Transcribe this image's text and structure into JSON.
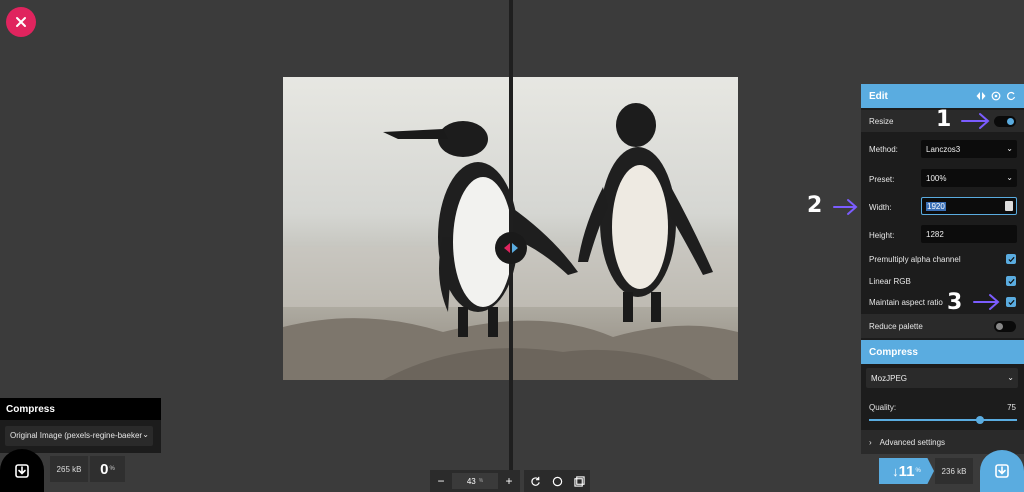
{
  "icons": {
    "close": "close-icon",
    "divider": "split-arrows-icon",
    "download": "download-icon",
    "zoom_out": "minus-icon",
    "zoom_in": "plus-icon",
    "rotate": "rotate-icon",
    "background": "circle-icon",
    "preview": "overlay-icon",
    "compare": "compare-icon",
    "expand": "expand-icon",
    "refresh": "refresh-icon"
  },
  "left_panel": {
    "title": "Compress",
    "source_select": "Original Image (pexels-regine-baeker",
    "size": "265 kB",
    "percent": "0",
    "percent_unit": "%"
  },
  "toolbar": {
    "zoom_out": "−",
    "zoom_value": "43",
    "zoom_unit": "%",
    "zoom_in": "+"
  },
  "edit_panel": {
    "title": "Edit",
    "resize_label": "Resize",
    "resize_on": true,
    "method_label": "Method:",
    "method_value": "Lanczos3",
    "preset_label": "Preset:",
    "preset_value": "100%",
    "width_label": "Width:",
    "width_value": "1920",
    "height_label": "Height:",
    "height_value": "1282",
    "premultiply_label": "Premultiply alpha channel",
    "linear_rgb_label": "Linear RGB",
    "aspect_label": "Maintain aspect ratio",
    "reduce_palette_label": "Reduce palette",
    "reduce_palette_on": false
  },
  "compress_panel": {
    "title": "Compress",
    "codec_value": "MozJPEG",
    "quality_label": "Quality:",
    "quality_value": "75",
    "quality_fraction": 0.75,
    "advanced_label": "Advanced settings"
  },
  "result": {
    "arrow": "↓",
    "percent": "11",
    "percent_unit": "%",
    "size": "236 kB"
  },
  "annotations": {
    "one": "1",
    "two": "2",
    "three": "3"
  },
  "colors": {
    "accent": "#5aace0",
    "close": "#e0245e",
    "annotation_arrow": "#7b5cff"
  }
}
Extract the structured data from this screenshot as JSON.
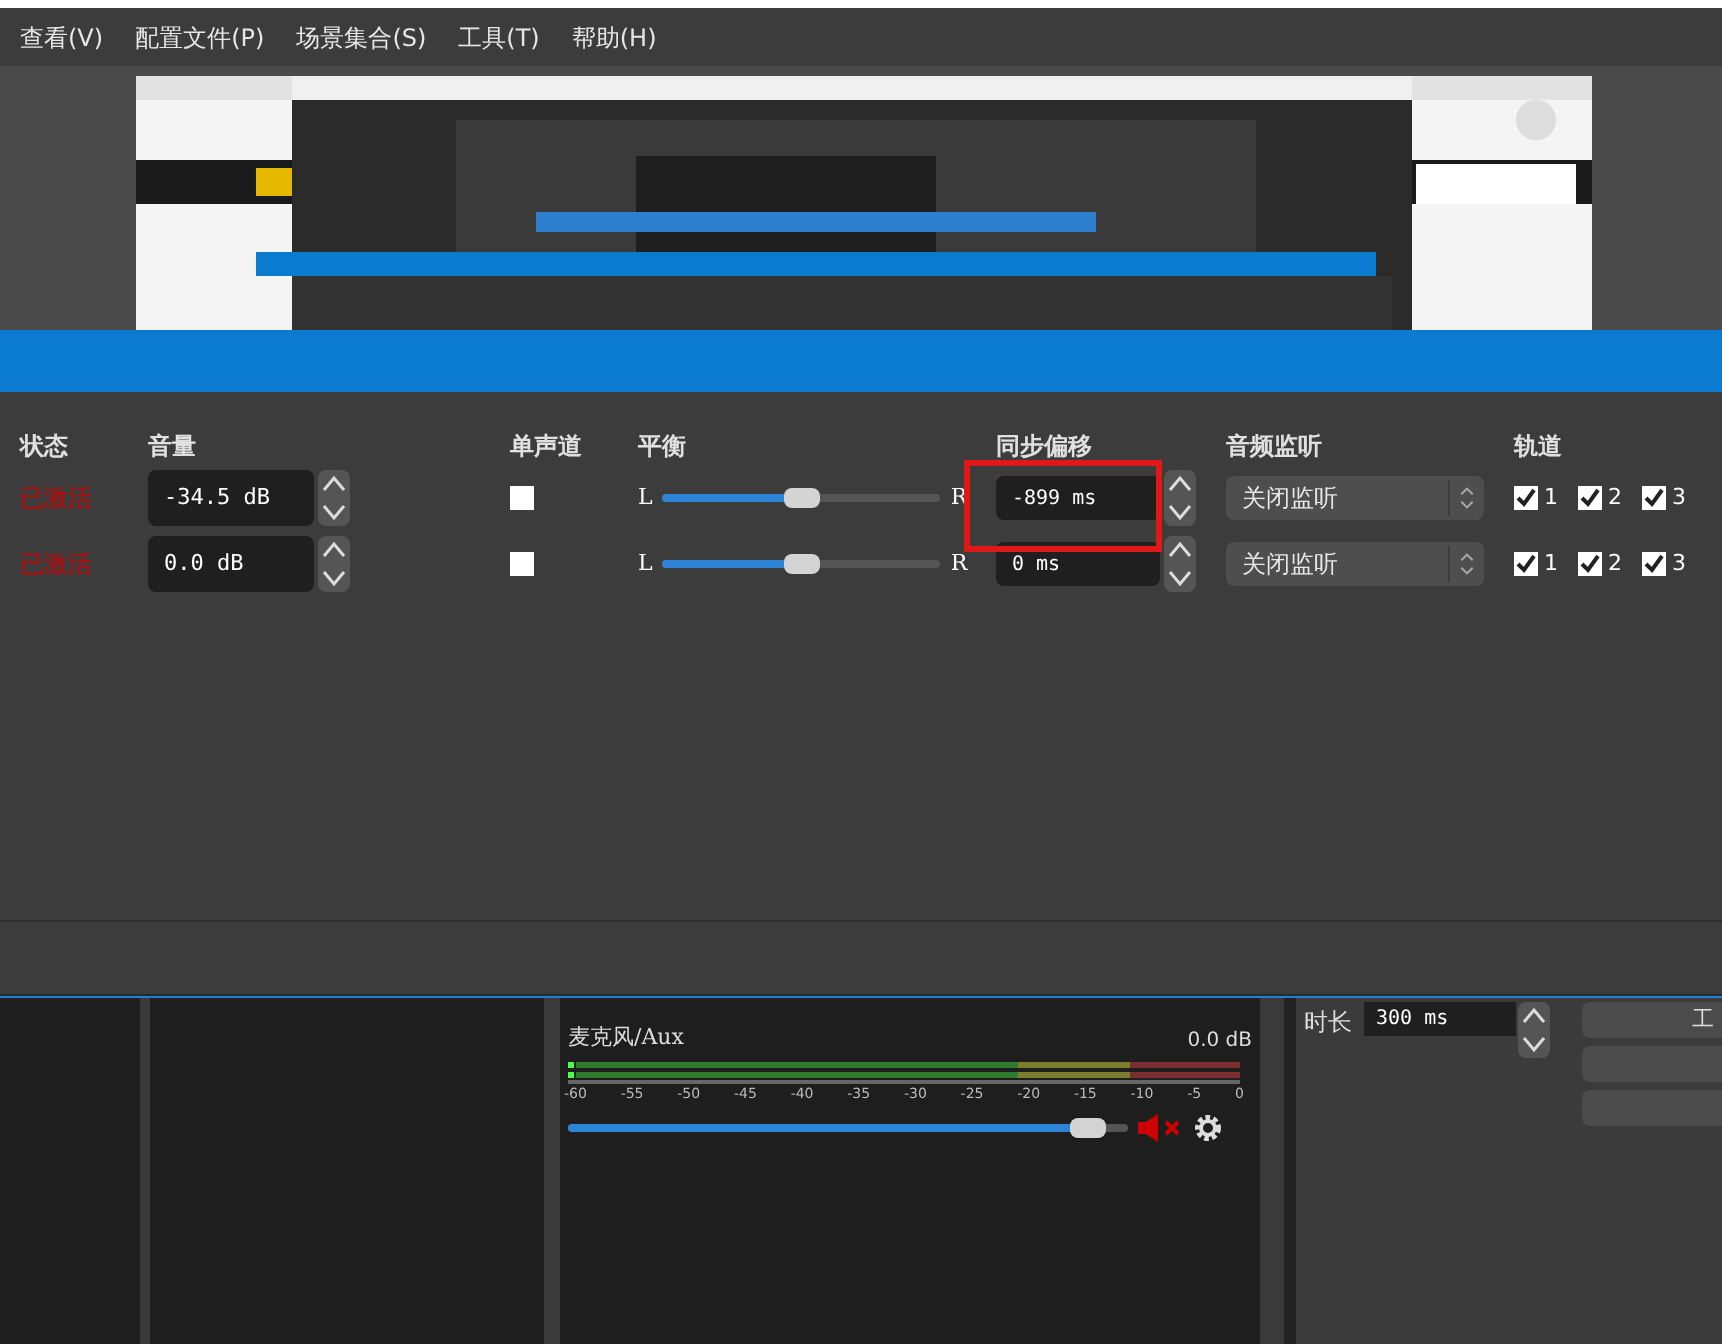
{
  "menu": [
    "查看(V)",
    "配置文件(P)",
    "场景集合(S)",
    "工具(T)",
    "帮助(H)"
  ],
  "dialog": {
    "columns": [
      "状态",
      "音量",
      "单声道",
      "平衡",
      "同步偏移",
      "音频监听",
      "轨道"
    ],
    "highlight_sync_offset": true,
    "rows": [
      {
        "status": "已激活",
        "volume": "-34.5 dB",
        "mono": false,
        "balance_left": "L",
        "balance_right": "R",
        "level": 0.5,
        "sync_offset": "-899 ms",
        "monitoring": "关闭监听",
        "tracks": [
          {
            "label": "1",
            "checked": true
          },
          {
            "label": "2",
            "checked": true
          },
          {
            "label": "3",
            "checked": true
          }
        ]
      },
      {
        "status": "已激活",
        "volume": "0.0 dB",
        "mono": false,
        "balance_left": "L",
        "balance_right": "R",
        "level": 0.5,
        "sync_offset": "0 ms",
        "monitoring": "关闭监听",
        "tracks": [
          {
            "label": "1",
            "checked": true
          },
          {
            "label": "2",
            "checked": true
          },
          {
            "label": "3",
            "checked": true
          }
        ]
      }
    ]
  },
  "mixer": {
    "name": "麦克风/Aux",
    "reading": "0.0 dB",
    "ticks": [
      "-60",
      "-55",
      "-50",
      "-45",
      "-40",
      "-35",
      "-30",
      "-25",
      "-20",
      "-15",
      "-10",
      "-5",
      "0"
    ],
    "level": 0.96,
    "muted": true
  },
  "transition": {
    "duration_label": "时长",
    "duration": "300 ms",
    "buttons": [
      {
        "kind": "labeled",
        "label": "工"
      },
      {
        "kind": "blank"
      },
      {
        "kind": "blank"
      }
    ]
  }
}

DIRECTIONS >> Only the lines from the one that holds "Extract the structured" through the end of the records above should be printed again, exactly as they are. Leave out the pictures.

OUTPUT FOR THIS EXERCISE >>
Extract the structured data from this screenshot as JSON.
{
  "menu": [
    "查看(V)",
    "配置文件(P)",
    "场景集合(S)",
    "工具(T)",
    "帮助(H)"
  ],
  "dialog": {
    "columns": [
      "状态",
      "音量",
      "单声道",
      "平衡",
      "同步偏移",
      "音频监听",
      "轨道"
    ],
    "highlight_sync_offset": true,
    "rows": [
      {
        "status": "已激活",
        "volume": "-34.5 dB",
        "mono": false,
        "balance_left": "L",
        "balance_right": "R",
        "level": 0.5,
        "sync_offset": "-899 ms",
        "monitoring": "关闭监听",
        "tracks": [
          {
            "label": "1",
            "checked": true
          },
          {
            "label": "2",
            "checked": true
          },
          {
            "label": "3",
            "checked": true
          }
        ]
      },
      {
        "status": "已激活",
        "volume": "0.0 dB",
        "mono": false,
        "balance_left": "L",
        "balance_right": "R",
        "level": 0.5,
        "sync_offset": "0 ms",
        "monitoring": "关闭监听",
        "tracks": [
          {
            "label": "1",
            "checked": true
          },
          {
            "label": "2",
            "checked": true
          },
          {
            "label": "3",
            "checked": true
          }
        ]
      }
    ]
  },
  "mixer": {
    "name": "麦克风/Aux",
    "reading": "0.0 dB",
    "ticks": [
      "-60",
      "-55",
      "-50",
      "-45",
      "-40",
      "-35",
      "-30",
      "-25",
      "-20",
      "-15",
      "-10",
      "-5",
      "0"
    ],
    "level": 0.96,
    "muted": true
  },
  "transition": {
    "duration_label": "时长",
    "duration": "300 ms",
    "buttons": [
      {
        "kind": "labeled",
        "label": "工"
      },
      {
        "kind": "blank"
      },
      {
        "kind": "blank"
      }
    ]
  }
}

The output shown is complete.